“The real wealth of the Nation lies in the resources of the earth — soil, water, forests, minerals, and wildlife… Their administration is not properly, and cannot be, a matter of politics,” biologist and writer Rachel Carson admonished in her prescient 1953 letter against the government’s assault on science and nature. She devoted the remainder of her life to this courageous mission of speaking inconvenient truth to power. In writing Silent Spring, which catalyzed the modern environmental movement, Carson was greatly emboldened by a line from a 1914 poem by Ella Wheeler Wilcox: “To sin by silence, when we should protest, makes cowards out of men.”
Poetry, indeed, has always been one of humanity’s sharpest tools for puncturing the shrink-wrap of silence and oppression, and although it may appear to be galaxies apart from science, these two channels of truth have something essential in common: nature, the raw material for both. To impoverish the world of the birds and the bees is to impoverish it of the bards and the biologists.
Nature, with its fragile yet resilient magnificence, models for us what aliveness means and reminds us that we are mortal. Poetry wrests from it images and metaphors that chisel from the bedrock of our humanity a measure of graspable truth, teaching us how to live and how to die.
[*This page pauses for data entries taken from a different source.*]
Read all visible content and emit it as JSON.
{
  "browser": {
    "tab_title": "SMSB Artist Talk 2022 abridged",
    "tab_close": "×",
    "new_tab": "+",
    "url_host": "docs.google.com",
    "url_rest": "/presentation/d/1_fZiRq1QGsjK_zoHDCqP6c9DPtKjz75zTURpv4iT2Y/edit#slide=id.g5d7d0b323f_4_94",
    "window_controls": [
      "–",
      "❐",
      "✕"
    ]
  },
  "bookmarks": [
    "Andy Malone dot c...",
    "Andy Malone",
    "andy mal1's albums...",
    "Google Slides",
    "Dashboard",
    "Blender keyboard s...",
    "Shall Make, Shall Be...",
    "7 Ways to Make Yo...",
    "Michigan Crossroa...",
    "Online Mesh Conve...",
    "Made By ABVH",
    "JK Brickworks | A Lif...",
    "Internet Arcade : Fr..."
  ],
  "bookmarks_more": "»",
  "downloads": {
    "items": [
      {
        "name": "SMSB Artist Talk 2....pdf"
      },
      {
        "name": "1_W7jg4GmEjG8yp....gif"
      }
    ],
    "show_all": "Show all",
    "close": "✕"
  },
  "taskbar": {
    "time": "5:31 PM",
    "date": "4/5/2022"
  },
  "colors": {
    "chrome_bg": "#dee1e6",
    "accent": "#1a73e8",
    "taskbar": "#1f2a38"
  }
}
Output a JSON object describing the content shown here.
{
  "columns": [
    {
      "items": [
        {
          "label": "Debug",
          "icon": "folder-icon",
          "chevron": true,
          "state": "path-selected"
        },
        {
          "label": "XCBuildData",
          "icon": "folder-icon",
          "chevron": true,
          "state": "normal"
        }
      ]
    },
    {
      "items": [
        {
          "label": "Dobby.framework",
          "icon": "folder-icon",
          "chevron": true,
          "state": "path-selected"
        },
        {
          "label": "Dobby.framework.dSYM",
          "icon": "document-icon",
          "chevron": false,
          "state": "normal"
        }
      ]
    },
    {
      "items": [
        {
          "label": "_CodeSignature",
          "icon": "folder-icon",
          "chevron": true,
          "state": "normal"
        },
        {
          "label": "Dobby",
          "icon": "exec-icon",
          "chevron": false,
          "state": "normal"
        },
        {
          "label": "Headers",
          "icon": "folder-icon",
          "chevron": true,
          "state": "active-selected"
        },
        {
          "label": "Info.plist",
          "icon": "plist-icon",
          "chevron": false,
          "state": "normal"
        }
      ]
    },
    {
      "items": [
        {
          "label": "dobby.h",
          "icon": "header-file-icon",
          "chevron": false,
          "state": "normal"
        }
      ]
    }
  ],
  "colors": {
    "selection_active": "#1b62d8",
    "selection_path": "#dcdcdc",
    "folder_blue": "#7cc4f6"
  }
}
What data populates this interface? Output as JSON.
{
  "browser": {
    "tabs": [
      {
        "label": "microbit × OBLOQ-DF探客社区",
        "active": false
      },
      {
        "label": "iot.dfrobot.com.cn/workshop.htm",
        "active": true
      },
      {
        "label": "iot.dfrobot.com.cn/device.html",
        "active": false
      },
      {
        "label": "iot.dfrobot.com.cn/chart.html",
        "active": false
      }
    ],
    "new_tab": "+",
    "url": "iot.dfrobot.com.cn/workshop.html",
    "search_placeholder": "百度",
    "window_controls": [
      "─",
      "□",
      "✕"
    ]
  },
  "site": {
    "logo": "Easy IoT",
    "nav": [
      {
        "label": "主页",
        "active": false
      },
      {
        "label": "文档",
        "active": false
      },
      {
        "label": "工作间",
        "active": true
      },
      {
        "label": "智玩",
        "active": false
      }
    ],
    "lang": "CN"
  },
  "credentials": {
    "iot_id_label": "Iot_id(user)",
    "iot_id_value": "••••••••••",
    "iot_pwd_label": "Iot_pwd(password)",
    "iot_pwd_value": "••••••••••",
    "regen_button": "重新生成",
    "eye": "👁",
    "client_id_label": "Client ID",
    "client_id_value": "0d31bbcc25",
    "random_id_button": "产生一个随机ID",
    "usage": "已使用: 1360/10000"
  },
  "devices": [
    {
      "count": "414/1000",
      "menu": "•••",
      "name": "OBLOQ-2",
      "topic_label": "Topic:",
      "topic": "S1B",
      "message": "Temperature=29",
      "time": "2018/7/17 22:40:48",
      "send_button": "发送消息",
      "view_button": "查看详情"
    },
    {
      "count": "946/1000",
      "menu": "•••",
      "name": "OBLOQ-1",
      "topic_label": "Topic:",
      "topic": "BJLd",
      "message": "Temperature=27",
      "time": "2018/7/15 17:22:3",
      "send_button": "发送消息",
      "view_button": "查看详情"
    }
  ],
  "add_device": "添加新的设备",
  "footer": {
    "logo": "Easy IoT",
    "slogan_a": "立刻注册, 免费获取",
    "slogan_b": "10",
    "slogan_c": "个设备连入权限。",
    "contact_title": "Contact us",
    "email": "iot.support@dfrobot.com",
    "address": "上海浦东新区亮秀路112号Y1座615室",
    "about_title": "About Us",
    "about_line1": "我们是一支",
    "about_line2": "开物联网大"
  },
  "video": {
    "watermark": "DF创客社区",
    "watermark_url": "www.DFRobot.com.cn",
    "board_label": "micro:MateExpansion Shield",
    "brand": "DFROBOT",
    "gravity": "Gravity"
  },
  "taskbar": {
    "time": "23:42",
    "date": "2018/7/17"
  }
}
Science mines nature for truth of a different order — it is our mightiest means of communing with reality, probing its mysteries, and gleaning from them some sense of belonging, of locating ourselves in the universe, understanding our place in it, and liberating ourselves from delusion.
That common ground between poetry and science is what poet Jane Hirshfield sows with splendor in her poem “On the Fifth Day,” written for the 2017 March for Sciencein Washington, D.C., protesting the anti-fact, anti-truth, anti-science political climate of the current American administration.
Jane Hirshfield(Photograph: Nick Rosza)
It is my immense pleasure to share, with Hirshfield’s permission, this gift of a poem, read by comedian, philosopher of science, and my dear friend Emily Levine — the person who first made me fall in love with poetry many moons ago.
ON THE FIFTH DAY by Jane Hirshfield
On the fifth day
the scientists who studied the rivers
were forbidden to speak
or to study the rivers.
The scientists who studied the air
were told not to speak of the air,
and the ones who worked for the farmers
and the ones who worked for the bees.
Someone, from deep in the Badlands,
began posting facts.
The facts were told not to speak
and were taken away.
The facts, surprised to be taken, were silent.
Now it was only the rivers
that spoke of the rivers,
and only the wind that spoke of its bees,
while the unpausing factual buds of the fruit trees
continued to move toward their fruit.
The silence spoke loudly of silence,
and the rivers kept speaking,
of rivers, of boulders and air.
In gravity, earless and tongueless,
the untested rivers kept speaking.